Smith gave examples of 3D printed prototypes developed by a variety of companies, including a jet-turbine engine produced at less than half the cost of the previous method), a cell phone, and special effects for movies. Other examples were actual products, such as air vents manufactured for MD-80 jets and parts for microscopes used by a medical research lab. The educational applications Smith cited included models of human organs that enabled medical students to practice procedures without using real-life humans. She concluded with an inspiring video showing how a lightweight prosthetic-type device created from 3D printers enabled a little girl to regain use of her arms.
Digital design didactics
The center also presents an opportunity for SUNY New Paltz to develop more creative synergies between its fine-arts and its engineering and technology departments, according to SUNY New Paltz president Dr. Donald Christian. In the fall, the schools will collaborate to offer a certificate in digital design, a non-credit program targeting entrepreneurs. Eventually, the college plans to offer an accredited program, Christian said.
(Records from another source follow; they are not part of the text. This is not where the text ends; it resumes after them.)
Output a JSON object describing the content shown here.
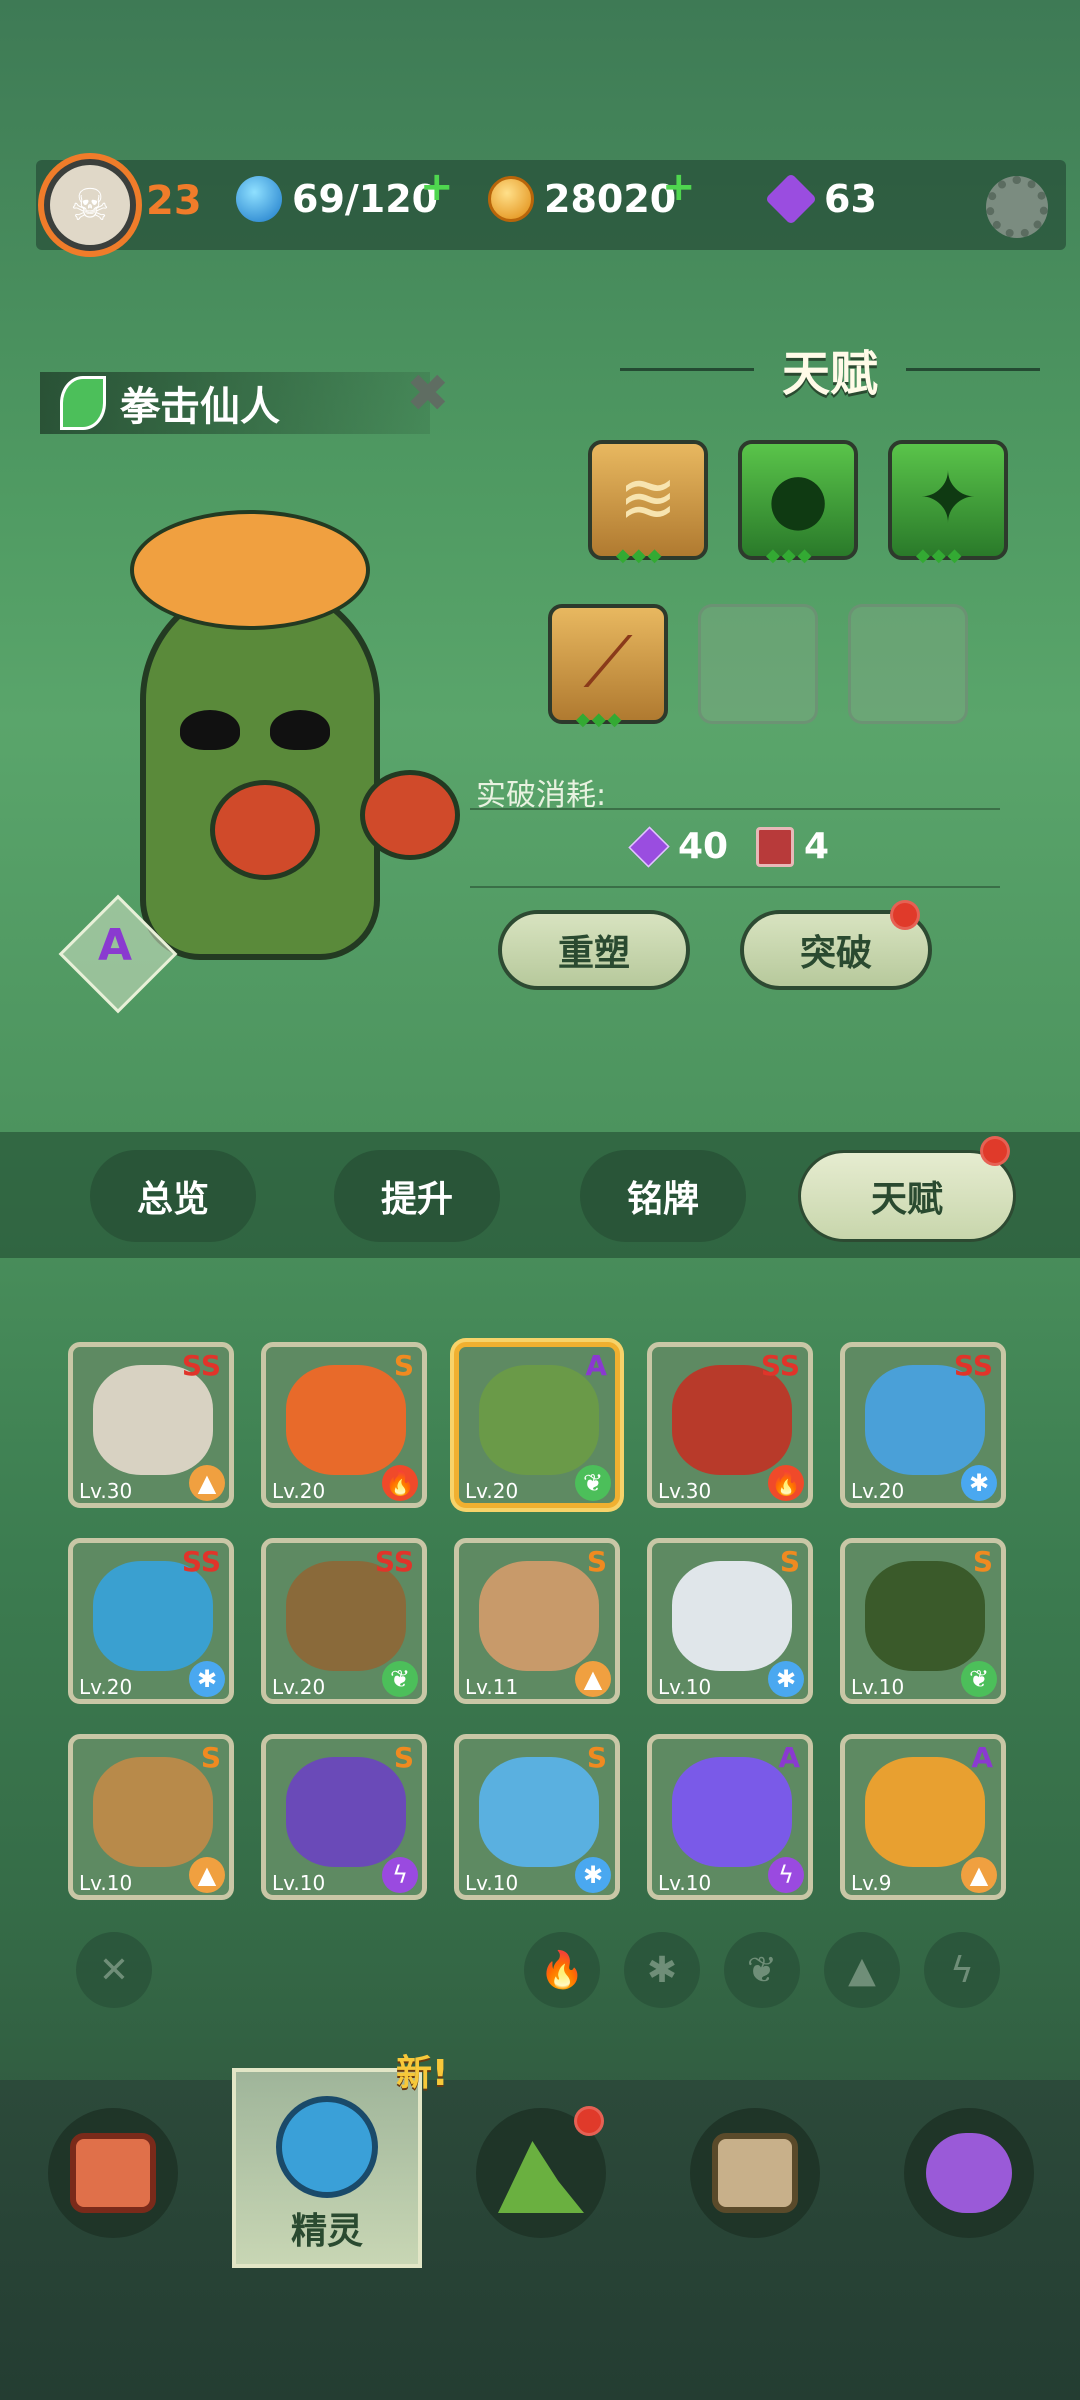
{
  "player": {
    "level": "23"
  },
  "resources": {
    "water": "69/120",
    "coins": "28020",
    "gems": "63"
  },
  "pet": {
    "name": "拳击仙人",
    "rank": "A"
  },
  "talent": {
    "title": "天赋",
    "cost_label": "实破消耗:",
    "cost_gems": "40",
    "cost_books": "4",
    "reroll_label": "重塑",
    "breakthrough_label": "突破"
  },
  "tabs": [
    {
      "label": "总览"
    },
    {
      "label": "提升"
    },
    {
      "label": "铭牌"
    },
    {
      "label": "天赋"
    }
  ],
  "cards": [
    {
      "grade": "SS",
      "lv": "Lv.30",
      "elem": "earth",
      "color": "#d8d2c2"
    },
    {
      "grade": "S",
      "lv": "Lv.20",
      "elem": "fire",
      "color": "#e86a2a"
    },
    {
      "grade": "A",
      "lv": "Lv.20",
      "elem": "grass",
      "color": "#6a9a48"
    },
    {
      "grade": "SS",
      "lv": "Lv.30",
      "elem": "fire",
      "color": "#b83a2a"
    },
    {
      "grade": "SS",
      "lv": "Lv.20",
      "elem": "ice",
      "color": "#4aa0d8"
    },
    {
      "grade": "SS",
      "lv": "Lv.20",
      "elem": "ice",
      "color": "#3aa0d0"
    },
    {
      "grade": "SS",
      "lv": "Lv.20",
      "elem": "grass",
      "color": "#8a6a3a"
    },
    {
      "grade": "S",
      "lv": "Lv.11",
      "elem": "earth",
      "color": "#c89a6a"
    },
    {
      "grade": "S",
      "lv": "Lv.10",
      "elem": "ice",
      "color": "#e0e6ea"
    },
    {
      "grade": "S",
      "lv": "Lv.10",
      "elem": "grass",
      "color": "#3a5a2a"
    },
    {
      "grade": "S",
      "lv": "Lv.10",
      "elem": "earth",
      "color": "#b88a4a"
    },
    {
      "grade": "S",
      "lv": "Lv.10",
      "elem": "electric",
      "color": "#6a4ab8"
    },
    {
      "grade": "S",
      "lv": "Lv.10",
      "elem": "ice",
      "color": "#5ab0e0"
    },
    {
      "grade": "A",
      "lv": "Lv.10",
      "elem": "electric",
      "color": "#7a5ae8"
    },
    {
      "grade": "A",
      "lv": "Lv.9",
      "elem": "earth",
      "color": "#e8a030"
    }
  ],
  "bottom_nav": {
    "active_label": "精灵",
    "new_tag": "新!"
  },
  "colors": {
    "accent_orange": "#f07c2a",
    "ss_red": "#e0342a",
    "s_orange": "#f08a20",
    "a_purple": "#8a3ad0"
  }
}
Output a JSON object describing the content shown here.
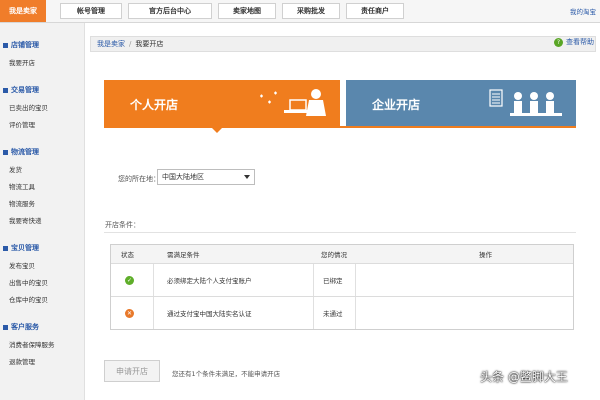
{
  "topbar": {
    "brand": "我是卖家",
    "tabs": [
      "帐号管理",
      "官方后台中心",
      "卖家地图",
      "采购批发",
      "责任商户"
    ],
    "right_link": "我的淘宝"
  },
  "sidebar": {
    "sections": [
      {
        "title": "店铺管理",
        "items": [
          "我要开店"
        ]
      },
      {
        "title": "交易管理",
        "items": [
          "已卖出的宝贝",
          "评价管理"
        ]
      },
      {
        "title": "物流管理",
        "items": [
          "发货",
          "物流工具",
          "物流服务",
          "我要寄快递"
        ]
      },
      {
        "title": "宝贝管理",
        "items": [
          "发布宝贝",
          "出售中的宝贝",
          "仓库中的宝贝"
        ]
      },
      {
        "title": "客户服务",
        "items": [
          "消费者保障服务",
          "退款管理"
        ]
      }
    ]
  },
  "breadcrumb": {
    "root": "我是卖家",
    "current": "我要开店"
  },
  "help_link": "查看帮助",
  "tabs": {
    "personal": "个人开店",
    "enterprise": "企业开店"
  },
  "location": {
    "label": "您的所在地：",
    "value": "中国大陆地区"
  },
  "conditions": {
    "label": "开店条件：",
    "headers": [
      "状态",
      "需满足条件",
      "您的情况",
      "操作"
    ],
    "rows": [
      {
        "condition": "必须绑定大陆个人支付宝账户",
        "situation": "已绑定",
        "status": "ok"
      },
      {
        "condition": "通过支付宝中国大陆实名认证",
        "situation": "未通过",
        "status": "fail"
      }
    ]
  },
  "apply_button": "申请开店",
  "note": "您还有1个条件未满足，不能申请开店",
  "watermark": "头条 @鳖脚大王",
  "colors": {
    "accent": "#f07d1e",
    "blue_panel": "#5a87ad",
    "link": "#2b5aa8"
  }
}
Currently, the college offers two classes in digital design a semester. Prior to coming to SUNY New Paltz Arthur Hash developed a digital fabrication lab at a college in Virginia. Each was full, and the program is quickly expanding. “Half of the fine-arts classes [offered at the college] utilize the lab,” he said.
After the breakfast Hash gave a tour of the lab. The group included a representative from a nonprofit organization interested in using 3D printing to create a model for a planned park and the owner of a graphics firm who was interested in transferring his company’s two-dimensional designs into three-dimensional products. Graduate student Katherine Wilson showed a few of the objects she had designed and printed, including the LED lantern, which resembled a flower with movable petals, and a soft, pliable “fabric” that resembled crochet work.
Hash said 3D printers could be used to make tools for metalworking and other crafts. “Artists could create art without having a studio space or expensive equipment,” he said. The ramifications of the technology are potentially unlimited, he added.